[Start of section]
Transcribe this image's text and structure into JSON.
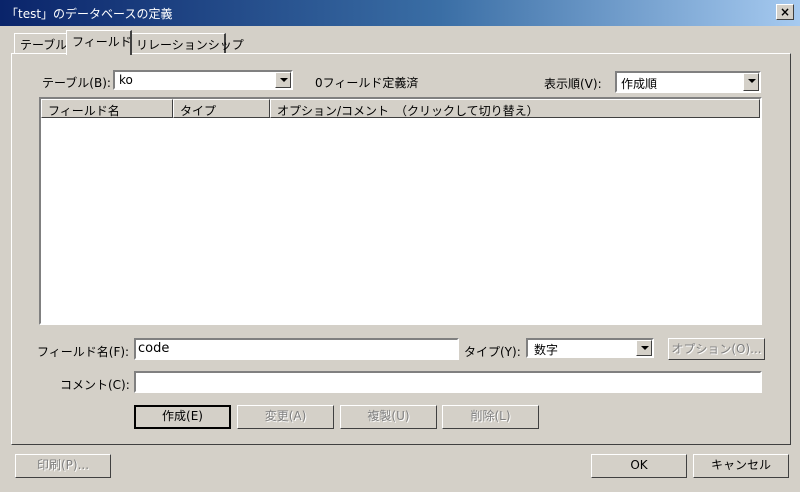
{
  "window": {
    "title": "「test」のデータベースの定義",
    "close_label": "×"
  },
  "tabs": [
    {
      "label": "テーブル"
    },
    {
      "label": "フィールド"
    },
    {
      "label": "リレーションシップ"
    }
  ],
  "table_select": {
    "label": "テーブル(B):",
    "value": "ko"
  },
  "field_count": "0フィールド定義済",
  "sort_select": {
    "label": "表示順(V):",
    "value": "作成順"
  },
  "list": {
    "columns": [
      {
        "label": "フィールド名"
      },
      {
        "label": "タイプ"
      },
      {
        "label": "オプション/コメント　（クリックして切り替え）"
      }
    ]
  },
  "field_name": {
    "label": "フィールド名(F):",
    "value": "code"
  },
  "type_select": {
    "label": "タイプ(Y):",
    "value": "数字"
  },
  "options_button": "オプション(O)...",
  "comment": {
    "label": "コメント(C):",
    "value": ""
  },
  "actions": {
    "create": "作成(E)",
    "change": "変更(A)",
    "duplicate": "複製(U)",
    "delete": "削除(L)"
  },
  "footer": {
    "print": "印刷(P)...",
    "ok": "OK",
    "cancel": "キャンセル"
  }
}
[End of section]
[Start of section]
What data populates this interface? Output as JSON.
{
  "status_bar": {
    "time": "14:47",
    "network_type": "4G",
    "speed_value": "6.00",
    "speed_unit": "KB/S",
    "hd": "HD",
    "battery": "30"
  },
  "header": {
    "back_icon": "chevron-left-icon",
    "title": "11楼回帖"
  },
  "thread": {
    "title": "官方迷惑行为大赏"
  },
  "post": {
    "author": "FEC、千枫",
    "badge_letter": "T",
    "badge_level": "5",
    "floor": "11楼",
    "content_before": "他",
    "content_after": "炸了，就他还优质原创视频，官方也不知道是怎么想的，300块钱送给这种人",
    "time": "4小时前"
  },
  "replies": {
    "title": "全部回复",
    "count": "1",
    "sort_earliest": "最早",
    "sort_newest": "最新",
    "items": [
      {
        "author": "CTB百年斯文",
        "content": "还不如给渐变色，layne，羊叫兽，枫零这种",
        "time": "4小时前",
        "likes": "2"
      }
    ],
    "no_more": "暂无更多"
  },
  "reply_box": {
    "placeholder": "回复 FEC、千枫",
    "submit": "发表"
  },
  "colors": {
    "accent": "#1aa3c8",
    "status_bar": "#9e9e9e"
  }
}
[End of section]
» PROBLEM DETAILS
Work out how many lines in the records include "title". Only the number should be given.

» ANSWER TO THE EXERCISE
4